Arkansas House of Representatives District 10

From Ballotpedia
Jump to: navigation, search
Arkansas House District 10
Current incumbentMike Holcomb Democratic Party
Ethnicity22% Black, 1.8% Hispanic
Voting age76% age 18 and over
Next electionNovember 4, 2014
Arkansas's tenth state house district is represented by Democratic Representative Mike Holcomb.

As of the 2010 census, a total of 27,718 civilians reside within Arkansas's tenth house district.[1] Arkansas state representatives represent an average of 29,159 residents.[2] After the 2000 Census, each member represented 26,734 residents.[3]

About the office

Members of the Arkansas House of Representatives serve two-year terms with term limits. Representatives may not serve more than three two-year terms.[4] Arkansas legislators assume office on the first day of session: the second Monday of January.


Article 5, Section 4 of the Arkansas Constitution states: No person shall be a Senator or Representative who, at the time of his election, is not a citizen of the United States, nor any one who has not been for two years next preceding his election, a resident of this State, and for one year next preceding his election, a resident of the county or district whence he may be chosen. Senators shall be at least twenty-five years of age, and Representatives at least twenty-one years of age.


See also: Comparison of state legislative salaries

As of 2013, members of the Arkansas legislature are paid $15,869 per year. They are also given per diem of $136 per day (in voucher form) plus mileage tied to the federal rate.[5]

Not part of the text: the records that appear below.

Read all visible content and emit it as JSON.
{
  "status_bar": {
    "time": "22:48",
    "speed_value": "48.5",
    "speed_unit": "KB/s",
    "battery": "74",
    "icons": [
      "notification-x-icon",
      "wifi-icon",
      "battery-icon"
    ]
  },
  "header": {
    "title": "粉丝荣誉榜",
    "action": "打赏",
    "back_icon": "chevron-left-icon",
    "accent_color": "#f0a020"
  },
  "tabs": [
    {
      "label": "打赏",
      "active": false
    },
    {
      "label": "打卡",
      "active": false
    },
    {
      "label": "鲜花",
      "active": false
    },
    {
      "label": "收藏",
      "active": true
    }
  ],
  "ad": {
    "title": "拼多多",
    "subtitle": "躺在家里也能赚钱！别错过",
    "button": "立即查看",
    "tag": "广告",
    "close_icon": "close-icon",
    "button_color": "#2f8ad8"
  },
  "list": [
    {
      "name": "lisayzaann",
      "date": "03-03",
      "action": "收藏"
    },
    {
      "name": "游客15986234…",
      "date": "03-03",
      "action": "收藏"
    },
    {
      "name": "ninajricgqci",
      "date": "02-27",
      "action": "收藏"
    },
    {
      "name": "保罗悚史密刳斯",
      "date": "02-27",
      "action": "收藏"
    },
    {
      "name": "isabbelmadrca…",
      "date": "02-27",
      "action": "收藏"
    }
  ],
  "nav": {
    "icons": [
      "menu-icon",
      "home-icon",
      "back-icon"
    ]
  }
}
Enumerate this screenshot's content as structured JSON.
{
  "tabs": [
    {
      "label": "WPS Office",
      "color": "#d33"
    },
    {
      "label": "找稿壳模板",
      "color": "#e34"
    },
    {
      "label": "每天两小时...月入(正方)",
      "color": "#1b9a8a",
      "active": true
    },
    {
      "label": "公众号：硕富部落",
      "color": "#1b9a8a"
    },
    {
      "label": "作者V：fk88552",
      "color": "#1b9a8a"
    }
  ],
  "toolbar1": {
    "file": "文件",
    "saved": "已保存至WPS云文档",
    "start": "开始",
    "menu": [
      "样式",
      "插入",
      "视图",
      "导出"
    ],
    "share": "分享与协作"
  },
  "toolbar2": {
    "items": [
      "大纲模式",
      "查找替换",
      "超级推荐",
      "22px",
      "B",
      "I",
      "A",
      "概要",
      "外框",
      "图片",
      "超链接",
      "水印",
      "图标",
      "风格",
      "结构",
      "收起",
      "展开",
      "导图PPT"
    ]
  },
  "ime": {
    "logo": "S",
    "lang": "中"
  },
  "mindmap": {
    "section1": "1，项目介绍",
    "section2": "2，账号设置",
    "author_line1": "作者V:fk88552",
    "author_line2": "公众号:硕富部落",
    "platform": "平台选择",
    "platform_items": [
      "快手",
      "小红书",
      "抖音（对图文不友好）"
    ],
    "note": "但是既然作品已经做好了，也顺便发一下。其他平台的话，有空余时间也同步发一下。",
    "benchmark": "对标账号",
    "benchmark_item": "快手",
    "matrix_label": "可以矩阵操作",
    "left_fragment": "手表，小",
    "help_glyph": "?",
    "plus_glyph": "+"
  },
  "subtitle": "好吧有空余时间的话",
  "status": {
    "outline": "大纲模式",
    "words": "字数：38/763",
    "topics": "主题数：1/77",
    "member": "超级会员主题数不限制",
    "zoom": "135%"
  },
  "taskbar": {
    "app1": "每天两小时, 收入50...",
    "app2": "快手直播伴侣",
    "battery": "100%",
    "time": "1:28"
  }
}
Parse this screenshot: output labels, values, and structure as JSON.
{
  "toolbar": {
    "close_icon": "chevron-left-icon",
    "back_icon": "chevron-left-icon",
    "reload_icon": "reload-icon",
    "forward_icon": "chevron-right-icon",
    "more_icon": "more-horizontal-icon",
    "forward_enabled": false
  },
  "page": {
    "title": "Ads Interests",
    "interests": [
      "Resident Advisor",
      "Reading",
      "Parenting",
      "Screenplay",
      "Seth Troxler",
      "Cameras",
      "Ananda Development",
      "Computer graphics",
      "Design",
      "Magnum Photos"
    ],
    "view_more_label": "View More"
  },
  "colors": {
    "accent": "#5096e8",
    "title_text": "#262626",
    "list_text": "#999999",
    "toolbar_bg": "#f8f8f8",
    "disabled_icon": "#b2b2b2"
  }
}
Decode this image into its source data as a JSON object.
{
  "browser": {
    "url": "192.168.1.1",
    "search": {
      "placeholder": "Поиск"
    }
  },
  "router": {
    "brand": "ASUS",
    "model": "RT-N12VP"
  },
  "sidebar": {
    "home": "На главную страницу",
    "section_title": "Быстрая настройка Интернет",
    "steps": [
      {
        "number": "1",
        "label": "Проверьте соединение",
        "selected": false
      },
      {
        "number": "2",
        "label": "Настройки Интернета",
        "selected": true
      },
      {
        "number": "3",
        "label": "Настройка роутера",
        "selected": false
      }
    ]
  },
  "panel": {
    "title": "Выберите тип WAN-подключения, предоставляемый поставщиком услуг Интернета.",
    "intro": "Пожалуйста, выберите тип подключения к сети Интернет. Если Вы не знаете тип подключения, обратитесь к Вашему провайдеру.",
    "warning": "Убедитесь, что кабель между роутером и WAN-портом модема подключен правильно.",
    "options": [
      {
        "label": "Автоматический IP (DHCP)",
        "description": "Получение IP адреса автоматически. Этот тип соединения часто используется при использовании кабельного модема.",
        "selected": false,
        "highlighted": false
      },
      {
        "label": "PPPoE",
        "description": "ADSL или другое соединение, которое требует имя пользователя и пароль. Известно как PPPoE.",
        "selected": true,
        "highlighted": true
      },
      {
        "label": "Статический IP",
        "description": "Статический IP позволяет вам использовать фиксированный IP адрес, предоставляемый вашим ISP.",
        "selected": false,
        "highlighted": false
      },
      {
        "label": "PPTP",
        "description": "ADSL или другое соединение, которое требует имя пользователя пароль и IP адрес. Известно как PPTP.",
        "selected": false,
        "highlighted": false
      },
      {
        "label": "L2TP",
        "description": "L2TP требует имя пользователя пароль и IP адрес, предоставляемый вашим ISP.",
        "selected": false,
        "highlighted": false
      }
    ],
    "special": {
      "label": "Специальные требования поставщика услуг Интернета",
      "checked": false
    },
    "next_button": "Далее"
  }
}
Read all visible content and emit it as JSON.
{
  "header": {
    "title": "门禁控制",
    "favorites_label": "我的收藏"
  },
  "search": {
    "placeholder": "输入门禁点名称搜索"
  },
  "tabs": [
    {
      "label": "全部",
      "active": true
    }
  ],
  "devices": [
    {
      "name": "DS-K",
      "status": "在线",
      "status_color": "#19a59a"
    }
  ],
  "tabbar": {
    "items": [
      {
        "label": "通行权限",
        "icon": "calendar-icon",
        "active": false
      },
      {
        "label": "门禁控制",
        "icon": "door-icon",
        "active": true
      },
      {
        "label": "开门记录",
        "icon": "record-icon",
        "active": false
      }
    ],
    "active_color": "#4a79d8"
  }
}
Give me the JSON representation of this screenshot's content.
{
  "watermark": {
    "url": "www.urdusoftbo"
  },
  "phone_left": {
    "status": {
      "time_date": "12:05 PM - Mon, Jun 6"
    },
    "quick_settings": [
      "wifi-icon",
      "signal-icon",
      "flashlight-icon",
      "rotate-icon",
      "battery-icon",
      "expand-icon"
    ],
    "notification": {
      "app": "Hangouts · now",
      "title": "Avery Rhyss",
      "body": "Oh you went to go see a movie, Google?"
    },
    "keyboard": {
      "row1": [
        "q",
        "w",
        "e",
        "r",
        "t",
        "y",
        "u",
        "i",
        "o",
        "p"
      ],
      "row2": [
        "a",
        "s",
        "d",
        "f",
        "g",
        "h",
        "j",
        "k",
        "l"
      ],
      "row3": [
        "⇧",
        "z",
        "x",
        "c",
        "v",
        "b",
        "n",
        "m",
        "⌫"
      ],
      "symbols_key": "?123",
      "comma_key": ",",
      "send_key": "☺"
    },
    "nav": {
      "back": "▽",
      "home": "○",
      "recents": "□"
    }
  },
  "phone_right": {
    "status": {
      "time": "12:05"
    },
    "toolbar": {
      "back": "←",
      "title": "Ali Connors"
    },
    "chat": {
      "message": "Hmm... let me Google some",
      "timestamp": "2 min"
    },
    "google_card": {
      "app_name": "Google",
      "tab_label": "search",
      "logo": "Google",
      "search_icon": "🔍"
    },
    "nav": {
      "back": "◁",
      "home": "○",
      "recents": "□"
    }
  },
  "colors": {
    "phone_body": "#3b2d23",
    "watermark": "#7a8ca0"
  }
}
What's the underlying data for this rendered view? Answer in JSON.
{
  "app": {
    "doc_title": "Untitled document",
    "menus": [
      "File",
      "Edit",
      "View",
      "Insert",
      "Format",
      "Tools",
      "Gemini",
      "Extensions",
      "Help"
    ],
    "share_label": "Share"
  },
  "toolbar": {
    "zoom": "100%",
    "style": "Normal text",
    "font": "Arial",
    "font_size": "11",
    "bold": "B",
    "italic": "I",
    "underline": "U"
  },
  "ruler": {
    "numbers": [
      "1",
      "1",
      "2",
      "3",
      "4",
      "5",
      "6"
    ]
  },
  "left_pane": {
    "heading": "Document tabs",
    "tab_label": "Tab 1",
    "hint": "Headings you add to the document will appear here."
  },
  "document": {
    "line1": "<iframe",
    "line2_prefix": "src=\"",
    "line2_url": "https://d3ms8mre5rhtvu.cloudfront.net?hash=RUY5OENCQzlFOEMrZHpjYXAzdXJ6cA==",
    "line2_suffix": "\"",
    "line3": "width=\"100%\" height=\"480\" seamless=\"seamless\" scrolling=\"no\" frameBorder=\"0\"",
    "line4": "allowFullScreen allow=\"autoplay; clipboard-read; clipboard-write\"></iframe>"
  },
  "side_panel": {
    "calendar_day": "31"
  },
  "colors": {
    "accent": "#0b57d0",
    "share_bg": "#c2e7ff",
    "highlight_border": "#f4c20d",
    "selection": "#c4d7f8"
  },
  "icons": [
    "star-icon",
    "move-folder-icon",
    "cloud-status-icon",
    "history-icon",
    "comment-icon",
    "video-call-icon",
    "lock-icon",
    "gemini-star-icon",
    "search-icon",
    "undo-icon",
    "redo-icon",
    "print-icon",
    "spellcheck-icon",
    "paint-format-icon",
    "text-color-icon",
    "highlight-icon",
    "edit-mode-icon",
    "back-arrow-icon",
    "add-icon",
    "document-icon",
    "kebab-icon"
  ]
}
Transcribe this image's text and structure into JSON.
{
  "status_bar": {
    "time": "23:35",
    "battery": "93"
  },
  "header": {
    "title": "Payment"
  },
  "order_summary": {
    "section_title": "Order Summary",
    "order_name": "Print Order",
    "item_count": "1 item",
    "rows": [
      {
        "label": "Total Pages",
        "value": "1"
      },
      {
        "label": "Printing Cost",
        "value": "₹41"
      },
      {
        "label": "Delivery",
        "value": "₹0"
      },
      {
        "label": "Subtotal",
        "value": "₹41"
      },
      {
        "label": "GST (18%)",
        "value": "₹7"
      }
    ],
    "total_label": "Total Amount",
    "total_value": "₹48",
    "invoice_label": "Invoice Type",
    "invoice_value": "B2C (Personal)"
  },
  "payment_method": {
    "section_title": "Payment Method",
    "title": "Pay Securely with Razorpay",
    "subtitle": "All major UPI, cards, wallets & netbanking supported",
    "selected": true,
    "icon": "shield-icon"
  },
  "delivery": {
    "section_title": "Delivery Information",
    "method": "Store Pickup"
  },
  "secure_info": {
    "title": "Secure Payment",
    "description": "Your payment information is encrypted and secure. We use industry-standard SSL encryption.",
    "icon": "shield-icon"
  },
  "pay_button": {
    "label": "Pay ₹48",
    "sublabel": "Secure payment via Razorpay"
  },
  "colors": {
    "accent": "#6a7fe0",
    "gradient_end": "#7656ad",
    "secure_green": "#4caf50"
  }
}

Term limits

See also: State legislatures with term limits

The Arkansas legislature is one of 15 state legislatures with term limits. Voters enacted the Arkansas Term Limits Initiative in 1992. That initiative said that Arkansas representatives are subject to term limits of no more than three two-year terms.

The first year that the term limits enacted in 1992 impacted the ability of incumbents to run for office was in 2000.[4]


See also: How vacancies are filled in state legislatures

If there is a vacancy in the house, the Governor must call for a special election in order to fill the vacancy. The election must be called by the Governor without delay.[6] For all special elections in the house, the county that first established the district is responsible for conducting the election.[7]

All special elections must be held on the Second Tuesday of each month. The only other dates an election can be held if the second Tuesday of the month falls on a legal holiday or is in June during an even-numbered year.[8]



See also: Arkansas House of Representatives elections, 2012

Elections for the office of Arkansas House of Representatives consisted of a primary election on May 22, 2012, and a general election on November 6, 2012. The signature-filing deadline for candidates wishing to run in this election was March 1, 2012. Mike Holcomb and Dorothy Hall defeated Gene Yarbrough in the May 22 Democratic primary. Holcomb then defeated Hall in the June 12 primary runoff election before defeating Charles Roberts(R) in the general election.[9][10]

Arkansas House of Representatives, District 10, General Election, 2012
Party Candidate Vote % Votes
     Democratic Green check mark transparent.pngMike Holcomb 55.3% 5,813
     Republican Charles Roberts 44.7% 4,698
Total Votes 10,511
Arkansas House of Representatives District 10 Democratic Primary, 2012
Candidate Vote % Votes
Green check mark transparent.pngMike Holcomb (advanced to runoff) 41.1% 1,814
Green check mark transparent.pngDorothy Hall (advanced to runoff) 35.2% 1,554
Gene Yarbrough 23.8% 1,050
Total Votes 4,418

Campaign contributions

Since 2000, candidates for Arkansas House of Representatives District 10 have raised a total of $407,018. Candidates who raised money in contributions earned $23,942 on average. All figures come from Follow the Money.

Campaign contributions, Arkansas House of Representatives District 10
Year Amount Candidates Average
2012 $197,550 4 $49,388
2010 $84,538 5 $16,908
2008 $22,600 1 $22,600
2006 $6,944 1 $6,944
2004 $14,400 1 $14,400
2002 $77,286 4 $19,322
2000 $3,700 1 $3,700
Total $407,018 17 $23,942

See also

External links